WHAT TO WORK ON: All entries below must be given again word for word.

DATA TO PROCESS:

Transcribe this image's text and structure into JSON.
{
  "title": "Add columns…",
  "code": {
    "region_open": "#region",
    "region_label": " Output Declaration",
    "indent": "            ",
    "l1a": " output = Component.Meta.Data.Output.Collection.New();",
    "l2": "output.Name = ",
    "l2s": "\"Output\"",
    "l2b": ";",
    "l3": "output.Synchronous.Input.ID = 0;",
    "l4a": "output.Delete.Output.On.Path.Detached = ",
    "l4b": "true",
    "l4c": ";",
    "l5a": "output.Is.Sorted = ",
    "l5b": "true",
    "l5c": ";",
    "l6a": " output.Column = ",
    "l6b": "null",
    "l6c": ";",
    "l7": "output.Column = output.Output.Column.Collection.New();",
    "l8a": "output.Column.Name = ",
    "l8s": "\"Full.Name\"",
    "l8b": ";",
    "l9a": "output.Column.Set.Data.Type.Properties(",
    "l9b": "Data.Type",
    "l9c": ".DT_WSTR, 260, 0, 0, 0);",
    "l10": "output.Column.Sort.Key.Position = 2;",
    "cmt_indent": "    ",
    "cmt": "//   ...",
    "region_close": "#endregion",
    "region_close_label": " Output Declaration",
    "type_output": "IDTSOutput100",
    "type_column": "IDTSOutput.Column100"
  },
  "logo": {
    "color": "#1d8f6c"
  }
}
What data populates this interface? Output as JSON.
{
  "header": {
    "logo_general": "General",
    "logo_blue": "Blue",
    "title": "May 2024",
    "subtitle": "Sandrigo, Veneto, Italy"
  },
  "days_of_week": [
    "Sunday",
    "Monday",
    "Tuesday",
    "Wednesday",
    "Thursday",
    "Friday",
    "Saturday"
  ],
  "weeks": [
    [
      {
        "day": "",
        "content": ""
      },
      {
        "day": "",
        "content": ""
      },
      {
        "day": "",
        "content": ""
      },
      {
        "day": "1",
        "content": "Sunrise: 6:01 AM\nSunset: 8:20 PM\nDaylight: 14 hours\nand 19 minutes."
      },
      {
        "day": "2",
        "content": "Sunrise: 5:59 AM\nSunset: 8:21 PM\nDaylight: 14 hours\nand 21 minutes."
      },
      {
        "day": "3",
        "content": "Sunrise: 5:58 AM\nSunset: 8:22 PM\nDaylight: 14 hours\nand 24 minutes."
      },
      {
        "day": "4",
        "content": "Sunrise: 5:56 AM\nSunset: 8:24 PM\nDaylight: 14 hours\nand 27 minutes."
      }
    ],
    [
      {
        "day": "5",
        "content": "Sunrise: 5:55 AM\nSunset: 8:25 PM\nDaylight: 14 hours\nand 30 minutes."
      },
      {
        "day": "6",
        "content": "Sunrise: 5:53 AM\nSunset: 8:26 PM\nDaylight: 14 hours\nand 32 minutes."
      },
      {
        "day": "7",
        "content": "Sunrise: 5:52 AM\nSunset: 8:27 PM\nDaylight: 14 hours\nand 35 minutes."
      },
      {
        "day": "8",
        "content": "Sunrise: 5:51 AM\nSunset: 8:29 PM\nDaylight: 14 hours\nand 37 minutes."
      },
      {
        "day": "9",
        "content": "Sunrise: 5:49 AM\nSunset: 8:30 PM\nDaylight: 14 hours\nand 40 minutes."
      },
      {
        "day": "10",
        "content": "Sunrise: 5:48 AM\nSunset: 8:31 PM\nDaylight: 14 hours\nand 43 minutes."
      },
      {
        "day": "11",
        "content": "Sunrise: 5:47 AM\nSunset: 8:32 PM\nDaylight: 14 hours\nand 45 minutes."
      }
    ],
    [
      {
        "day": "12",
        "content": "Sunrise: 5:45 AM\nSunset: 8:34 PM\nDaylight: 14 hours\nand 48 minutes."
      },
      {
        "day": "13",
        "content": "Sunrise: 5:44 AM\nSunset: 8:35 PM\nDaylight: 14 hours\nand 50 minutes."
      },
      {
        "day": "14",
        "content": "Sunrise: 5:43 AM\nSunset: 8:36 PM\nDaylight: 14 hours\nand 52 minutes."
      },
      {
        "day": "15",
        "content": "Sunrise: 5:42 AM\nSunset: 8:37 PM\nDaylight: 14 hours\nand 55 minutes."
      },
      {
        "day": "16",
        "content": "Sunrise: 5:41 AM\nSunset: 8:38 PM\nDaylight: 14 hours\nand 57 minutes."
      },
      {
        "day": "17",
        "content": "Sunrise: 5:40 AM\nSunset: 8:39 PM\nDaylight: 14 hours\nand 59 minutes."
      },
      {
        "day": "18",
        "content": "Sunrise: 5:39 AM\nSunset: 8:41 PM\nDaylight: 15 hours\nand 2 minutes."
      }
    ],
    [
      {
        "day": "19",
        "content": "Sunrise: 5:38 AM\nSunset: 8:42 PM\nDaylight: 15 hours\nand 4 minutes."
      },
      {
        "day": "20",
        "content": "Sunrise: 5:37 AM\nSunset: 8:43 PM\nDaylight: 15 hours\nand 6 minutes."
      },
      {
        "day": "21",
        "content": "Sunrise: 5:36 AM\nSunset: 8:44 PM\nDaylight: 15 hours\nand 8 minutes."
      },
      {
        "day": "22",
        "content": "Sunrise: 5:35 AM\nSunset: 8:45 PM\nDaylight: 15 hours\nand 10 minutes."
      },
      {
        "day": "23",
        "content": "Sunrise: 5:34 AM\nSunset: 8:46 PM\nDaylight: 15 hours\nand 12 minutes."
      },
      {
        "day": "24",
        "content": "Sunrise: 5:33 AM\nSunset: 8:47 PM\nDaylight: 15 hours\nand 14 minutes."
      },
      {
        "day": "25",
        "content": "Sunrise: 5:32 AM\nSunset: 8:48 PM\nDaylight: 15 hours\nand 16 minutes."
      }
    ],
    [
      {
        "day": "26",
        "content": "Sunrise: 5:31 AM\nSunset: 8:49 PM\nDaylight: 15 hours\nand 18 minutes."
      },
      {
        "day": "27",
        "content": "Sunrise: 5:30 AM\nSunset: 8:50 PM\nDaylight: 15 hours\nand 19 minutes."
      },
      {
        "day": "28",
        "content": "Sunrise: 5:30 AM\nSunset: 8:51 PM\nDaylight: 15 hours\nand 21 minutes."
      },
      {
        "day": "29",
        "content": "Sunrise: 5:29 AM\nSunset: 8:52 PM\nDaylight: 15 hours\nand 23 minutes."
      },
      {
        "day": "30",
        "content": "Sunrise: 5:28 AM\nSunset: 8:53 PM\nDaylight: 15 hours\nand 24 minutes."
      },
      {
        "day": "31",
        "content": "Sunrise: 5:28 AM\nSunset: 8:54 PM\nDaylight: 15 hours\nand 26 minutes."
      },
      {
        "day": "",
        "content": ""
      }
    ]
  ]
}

RESPONSE TO THE EXERCISE:
Transcribe this image's text and structure into JSON.
{
  "title": "Add columns…",
  "code": {
    "region_open": "#region",
    "region_label": " Output Declaration",
    "indent": "            ",
    "l1a": " output = Component.Meta.Data.Output.Collection.New();",
    "l2": "output.Name = ",
    "l2s": "\"Output\"",
    "l2b": ";",
    "l3": "output.Synchronous.Input.ID = 0;",
    "l4a": "output.Delete.Output.On.Path.Detached = ",
    "l4b": "true",
    "l4c": ";",
    "l5a": "output.Is.Sorted = ",
    "l5b": "true",
    "l5c": ";",
    "l6a": " output.Column = ",
    "l6b": "null",
    "l6c": ";",
    "l7": "output.Column = output.Output.Column.Collection.New();",
    "l8a": "output.Column.Name = ",
    "l8s": "\"Full.Name\"",
    "l8b": ";",
    "l9a": "output.Column.Set.Data.Type.Properties(",
    "l9b": "Data.Type",
    "l9c": ".DT_WSTR, 260, 0, 0, 0);",
    "l10": "output.Column.Sort.Key.Position = 2;",
    "cmt_indent": "    ",
    "cmt": "//   ...",
    "region_close": "#endregion",
    "region_close_label": " Output Declaration",
    "type_output": "IDTSOutput100",
    "type_column": "IDTSOutput.Column100"
  },
  "logo": {
    "color": "#1d8f6c"
  }
}
What data populates this interface? Output as JSON.
{
  "header": {
    "logo_general": "General",
    "logo_blue": "Blue",
    "title": "May 2024",
    "subtitle": "Sandrigo, Veneto, Italy"
  },
  "days_of_week": [
    "Sunday",
    "Monday",
    "Tuesday",
    "Wednesday",
    "Thursday",
    "Friday",
    "Saturday"
  ],
  "weeks": [
    [
      {
        "day": "",
        "content": ""
      },
      {
        "day": "",
        "content": ""
      },
      {
        "day": "",
        "content": ""
      },
      {
        "day": "1",
        "content": "Sunrise: 6:01 AM\nSunset: 8:20 PM\nDaylight: 14 hours\nand 19 minutes."
      },
      {
        "day": "2",
        "content": "Sunrise: 5:59 AM\nSunset: 8:21 PM\nDaylight: 14 hours\nand 21 minutes."
      },
      {
        "day": "3",
        "content": "Sunrise: 5:58 AM\nSunset: 8:22 PM\nDaylight: 14 hours\nand 24 minutes."
      },
      {
        "day": "4",
        "content": "Sunrise: 5:56 AM\nSunset: 8:24 PM\nDaylight: 14 hours\nand 27 minutes."
      }
    ],
    [
      {
        "day": "5",
        "content": "Sunrise: 5:55 AM\nSunset: 8:25 PM\nDaylight: 14 hours\nand 30 minutes."
      },
      {
        "day": "6",
        "content": "Sunrise: 5:53 AM\nSunset: 8:26 PM\nDaylight: 14 hours\nand 32 minutes."
      },
      {
        "day": "7",
        "content": "Sunrise: 5:52 AM\nSunset: 8:27 PM\nDaylight: 14 hours\nand 35 minutes."
      },
      {
        "day": "8",
        "content": "Sunrise: 5:51 AM\nSunset: 8:29 PM\nDaylight: 14 hours\nand 37 minutes."
      },
      {
        "day": "9",
        "content": "Sunrise: 5:49 AM\nSunset: 8:30 PM\nDaylight: 14 hours\nand 40 minutes."
      },
      {
        "day": "10",
        "content": "Sunrise: 5:48 AM\nSunset: 8:31 PM\nDaylight: 14 hours\nand 43 minutes."
      },
      {
        "day": "11",
        "content": "Sunrise: 5:47 AM\nSunset: 8:32 PM\nDaylight: 14 hours\nand 45 minutes."
      }
    ],
    [
      {
        "day": "12",
        "content": "Sunrise: 5:45 AM\nSunset: 8:34 PM\nDaylight: 14 hours\nand 48 minutes."
      },
      {
        "day": "13",
        "content": "Sunrise: 5:44 AM\nSunset: 8:35 PM\nDaylight: 14 hours\nand 50 minutes."
      },
      {
        "day": "14",
        "content": "Sunrise: 5:43 AM\nSunset: 8:36 PM\nDaylight: 14 hours\nand 52 minutes."
      },
      {
        "day": "15",
        "content": "Sunrise: 5:42 AM\nSunset: 8:37 PM\nDaylight: 14 hours\nand 55 minutes."
      },
      {
        "day": "16",
        "content": "Sunrise: 5:41 AM\nSunset: 8:38 PM\nDaylight: 14 hours\nand 57 minutes."
      },
      {
        "day": "17",
        "content": "Sunrise: 5:40 AM\nSunset: 8:39 PM\nDaylight: 14 hours\nand 59 minutes."
      },
      {
        "day": "18",
        "content": "Sunrise: 5:39 AM\nSunset: 8:41 PM\nDaylight: 15 hours\nand 2 minutes."
      }
    ],
    [
      {
        "day": "19",
        "content": "Sunrise: 5:38 AM\nSunset: 8:42 PM\nDaylight: 15 hours\nand 4 minutes."
      },
      {
        "day": "20",
        "content": "Sunrise: 5:37 AM\nSunset: 8:43 PM\nDaylight: 15 hours\nand 6 minutes."
      },
      {
        "day": "21",
        "content": "Sunrise: 5:36 AM\nSunset: 8:44 PM\nDaylight: 15 hours\nand 8 minutes."
      },
      {
        "day": "22",
        "content": "Sunrise: 5:35 AM\nSunset: 8:45 PM\nDaylight: 15 hours\nand 10 minutes."
      },
      {
        "day": "23",
        "content": "Sunrise: 5:34 AM\nSunset: 8:46 PM\nDaylight: 15 hours\nand 12 minutes."
      },
      {
        "day": "24",
        "content": "Sunrise: 5:33 AM\nSunset: 8:47 PM\nDaylight: 15 hours\nand 14 minutes."
      },
      {
        "day": "25",
        "content": "Sunrise: 5:32 AM\nSunset: 8:48 PM\nDaylight: 15 hours\nand 16 minutes."
      }
    ],
    [
      {
        "day": "26",
        "content": "Sunrise: 5:31 AM\nSunset: 8:49 PM\nDaylight: 15 hours\nand 18 minutes."
      },
      {
        "day": "27",
        "content": "Sunrise: 5:30 AM\nSunset: 8:50 PM\nDaylight: 15 hours\nand 19 minutes."
      },
      {
        "day": "28",
        "content": "Sunrise: 5:30 AM\nSunset: 8:51 PM\nDaylight: 15 hours\nand 21 minutes."
      },
      {
        "day": "29",
        "content": "Sunrise: 5:29 AM\nSunset: 8:52 PM\nDaylight: 15 hours\nand 23 minutes."
      },
      {
        "day": "30",
        "content": "Sunrise: 5:28 AM\nSunset: 8:53 PM\nDaylight: 15 hours\nand 24 minutes."
      },
      {
        "day": "31",
        "content": "Sunrise: 5:28 AM\nSunset: 8:54 PM\nDaylight: 15 hours\nand 26 minutes."
      },
      {
        "day": "",
        "content": ""
      }
    ]
  ]
}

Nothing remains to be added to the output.